Posted 4/8/2008 8:33 PM (GMT -6)
That's a real common side effect of Lupus is unexplained rashes. If you've ever had an allergic reaction to a drug then this is the type of reaction you'd have if you were allergic to the Plaquenil; and they'd stay until the Plaquenil was out of your system. If they're coming and going more than likely it isn't the Plaquenil. From what I understand it is very rare for someone to have an allergic reaction to the Plaquenil and when they do that isn't how it shows up. Hopefull it's not the Plaquenil because this drug is really a very good drug for Lupus.
I went through some paperwork I had about Plaquenil and am pasting it here for you to read.
Plaquenil has beneficial effects on 3 major aspects of lupus; skin rashes, aches & pains and fatigue. It has also been found to help in a number of other features of the disease, though less predictably. It is very effective in the treatment of a whole variety of lupus skin rashes, particularly those found to be worsened by sunlight. Thus it is widely used as first choice (or ‘first line’) treatment in lupus. As well as helping the skin itself, it is often helpful in treating hair loss in lupus. It helps the muscle & joint pains, though in cases where these are severe, its effects may be too mild. One of the most successful uses is in fatigue, many patients showing improvement after several weeks’ treatment.
How does Plaquenil work?

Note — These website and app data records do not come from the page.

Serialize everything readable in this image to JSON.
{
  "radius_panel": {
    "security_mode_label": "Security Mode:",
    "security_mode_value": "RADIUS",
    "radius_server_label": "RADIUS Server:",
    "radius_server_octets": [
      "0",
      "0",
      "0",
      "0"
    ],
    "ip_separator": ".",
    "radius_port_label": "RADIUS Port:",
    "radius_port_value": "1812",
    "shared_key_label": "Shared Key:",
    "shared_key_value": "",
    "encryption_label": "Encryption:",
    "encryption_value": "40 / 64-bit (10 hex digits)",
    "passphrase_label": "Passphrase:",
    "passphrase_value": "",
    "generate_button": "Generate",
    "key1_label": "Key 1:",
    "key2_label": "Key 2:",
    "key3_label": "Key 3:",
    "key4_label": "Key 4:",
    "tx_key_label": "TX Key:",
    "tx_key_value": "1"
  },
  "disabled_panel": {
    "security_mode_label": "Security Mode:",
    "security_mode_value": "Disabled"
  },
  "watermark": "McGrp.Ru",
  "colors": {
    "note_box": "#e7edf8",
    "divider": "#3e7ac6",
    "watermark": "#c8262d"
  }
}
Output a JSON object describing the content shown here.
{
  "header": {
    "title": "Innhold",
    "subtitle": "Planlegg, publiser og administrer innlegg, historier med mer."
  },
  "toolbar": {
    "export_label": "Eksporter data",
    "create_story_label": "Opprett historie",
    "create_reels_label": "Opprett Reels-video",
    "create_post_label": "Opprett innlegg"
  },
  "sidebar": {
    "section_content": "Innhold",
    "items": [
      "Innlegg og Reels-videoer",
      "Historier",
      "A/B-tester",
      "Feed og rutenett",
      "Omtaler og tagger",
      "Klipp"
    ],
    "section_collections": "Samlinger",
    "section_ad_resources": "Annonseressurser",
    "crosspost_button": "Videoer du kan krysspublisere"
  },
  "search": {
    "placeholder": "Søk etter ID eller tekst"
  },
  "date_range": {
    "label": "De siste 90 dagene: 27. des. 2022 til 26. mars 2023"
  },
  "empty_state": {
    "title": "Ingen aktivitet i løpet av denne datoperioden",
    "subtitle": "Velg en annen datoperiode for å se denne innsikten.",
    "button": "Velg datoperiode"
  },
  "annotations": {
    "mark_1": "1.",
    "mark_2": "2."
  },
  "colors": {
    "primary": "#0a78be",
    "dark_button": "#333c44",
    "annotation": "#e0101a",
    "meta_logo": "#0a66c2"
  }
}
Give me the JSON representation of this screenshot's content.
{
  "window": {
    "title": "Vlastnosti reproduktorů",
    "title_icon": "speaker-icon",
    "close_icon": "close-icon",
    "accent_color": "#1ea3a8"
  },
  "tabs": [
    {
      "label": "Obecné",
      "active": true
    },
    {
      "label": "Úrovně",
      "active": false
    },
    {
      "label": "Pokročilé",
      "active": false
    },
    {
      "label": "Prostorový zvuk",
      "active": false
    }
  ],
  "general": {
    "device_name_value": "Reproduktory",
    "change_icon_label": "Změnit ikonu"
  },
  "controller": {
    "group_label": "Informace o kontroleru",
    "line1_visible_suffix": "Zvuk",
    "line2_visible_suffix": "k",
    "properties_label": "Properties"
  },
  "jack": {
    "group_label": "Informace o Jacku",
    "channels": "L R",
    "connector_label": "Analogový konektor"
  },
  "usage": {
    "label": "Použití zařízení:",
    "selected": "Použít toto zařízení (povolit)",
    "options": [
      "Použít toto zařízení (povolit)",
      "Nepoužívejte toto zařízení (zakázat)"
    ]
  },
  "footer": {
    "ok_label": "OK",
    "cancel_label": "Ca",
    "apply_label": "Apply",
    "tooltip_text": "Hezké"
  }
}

Surprisingly, the reason for its success in lupus still remains somewhat mysterious. It has a wide variety of known effects – aspirin-like anti-inflammatory, mild immunosuppressive and (mild) cholesterol lowering amongst others. Perhaps an important property is that of sun-protection. This may contribute to its success in treating many sun-sensitive rashes in lupus.
The normal dose of Plaquenil is 1 tablet a day (200mg/day). Some doctors recommend 2 a day (400mg/day) but we find that 1 a day suits most people – the dose can always be increased for a flare. One of the attractions of this medication is its long ‘half-life’ – it stays in the system for days & weeks. Thus many patients find they can gradually lower the dose – for example to 3 tablets a week – Monday, Wednesday & Friday.
For how long?
The answer is ‘for years’, if necessary. There are no firm rules about duration, though many lupus patients find they benefit by staying on a ‘long term – low dose regime’. An interesting study from Canada found that there were more flares of lupus if the drug was stopped, suggesting it was keeping the disease at bay.
Hydroxychloroquine (Plaquenil) is one of the safest drugs in medicine. Serious side effects are rare & routine blood tests are not required. Allergy (new skin rashes) is unusual but it means ruling our future use. Commoner, usually mild, side effects are indigestion, ‘gurgly tummy’, diarrhoea & headache. A rare, but important, side effect, usually on higher doses (2-3 tablets a day) is of ‘lazy eye’ – slight difficulty in focussing. Although harmless, it is important as it causes patients to worry about blindness – and needlessly stop the drug.
Good luck with the rashes, I hope that it isn't the Plaquenil!
SLE 9/07, Meniere's Disease 2/08, FMS '90's, Spinal Stenosis, Osteoarthritis, Sinus Tach, PVC's, Kidney Stones, RLS, Parotid Neurofibroma 8/04, Cervical Cancer 9/06
Plaquenil, Methotrexate, Mobic, Toprol XL, Prozac, Zyrtec-D, Zocor, Vitamins B6 & B12, Pepcid, Folic Acid, Calcium, Loratab ,Percoset, Toradol
There is no psychiatrist in the world like a puppy licking your face.